Secondly: there's something I don't fully understand. You said You often pick Armillarias. But this is NOT an Armillaria, my Friend! I'm more than surprised nobody (including You) realized this is 100% sure a Pholiota, most probably Pholiota squarrosa, an inedible specie with very bitter taste. It's growing in colonies on dead or living tree in autumn. The fungi in the bg also belong to another specie. It's hard to say, because of the blur, but they seem like Hypholoma sublateritium (inedible) or Kuehneromyces mutabilis (edible).

Please check out the difference between Your specie and the one You wanted to photograph: Armillariella mellea or on the homepage of our fungi club: Armillaria tabescens. These are the most frequent species of the genus in Central Europe.

I like the photo, but please be more careful when collecting mushrooms.

Best regards from Hungary, László

  • Great 
  • rdfoto Gold Star Critiquer/Gold Note Writer [C: 372 W: 0 N: 719] (3295)
  • [2008-05-21 12:44]

Bonjour Adrian
Excellente composition, très belles couleurs et netteté bon angle de prise, une réussite.
Amicalement Robi

  • Great 
  • iris Gold Star Critiquer/Gold Star Workshop Editor/Gold Note Writer [C: 479 W: 60 N: 970] (3088)
  • [2008-05-31 0:48]

Hi Adrian,
Guess i would never get enough of your beuatiful fungi captures. yet another superb but "dangerous" subject. I like the Dof in this composition and not to mention the lovely texture well pciked up.
Good lighting and saturation.
very well done.
TFS & cheers

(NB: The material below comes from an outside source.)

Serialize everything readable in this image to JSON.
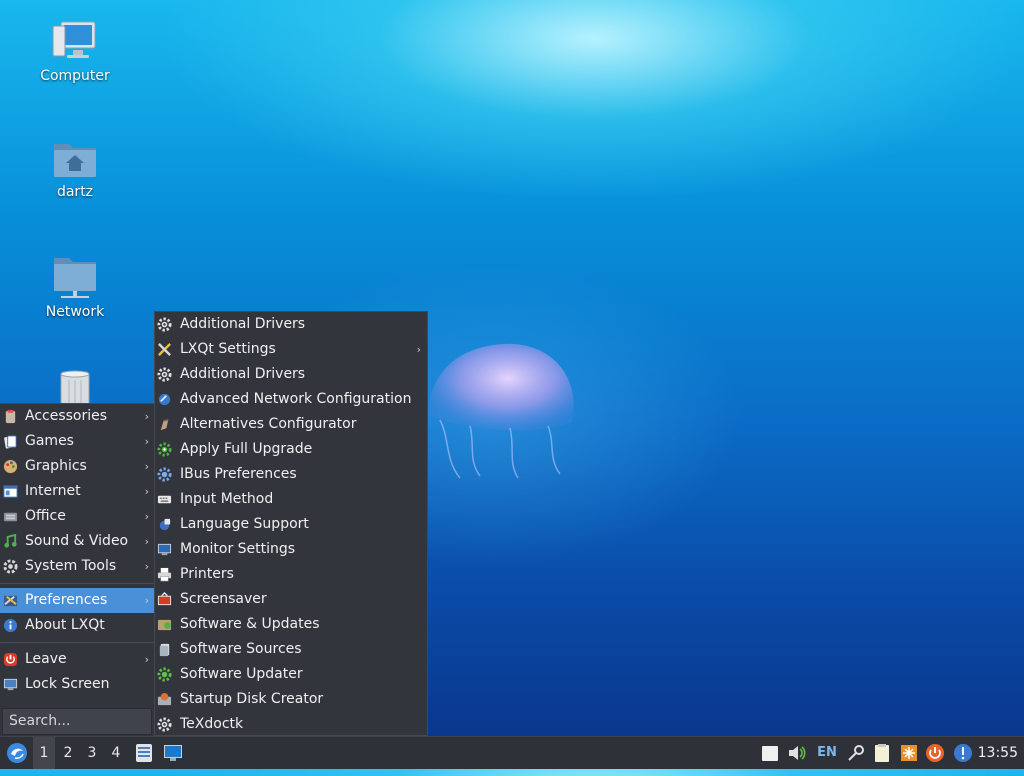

Hi Adrian,
What a great capture of these Armillaria!
Composition,exposure and POV are all perfect.
We have a lot of Armillaria in our beech forests here in New Zealand ... but different species to yours.
Our fungi season is almost over now,but there should still be a few Armillaria around.
I've been away a bit so I've missed a lot of recent shots.
Just had a quick look at your photos and I'm very impressed. You've got some amazing shots in your collection and I'm looking forward to seeing more.

Hello Adrian,

A beautiful image, nicely composed, very sharp. But my first thought when I saw it was that it is a Pholiota of some sort. Are you sure that it's an Armillaria? It looks very much like a Pholiota to me, I agree with Laszlo on this one.


Calibration Check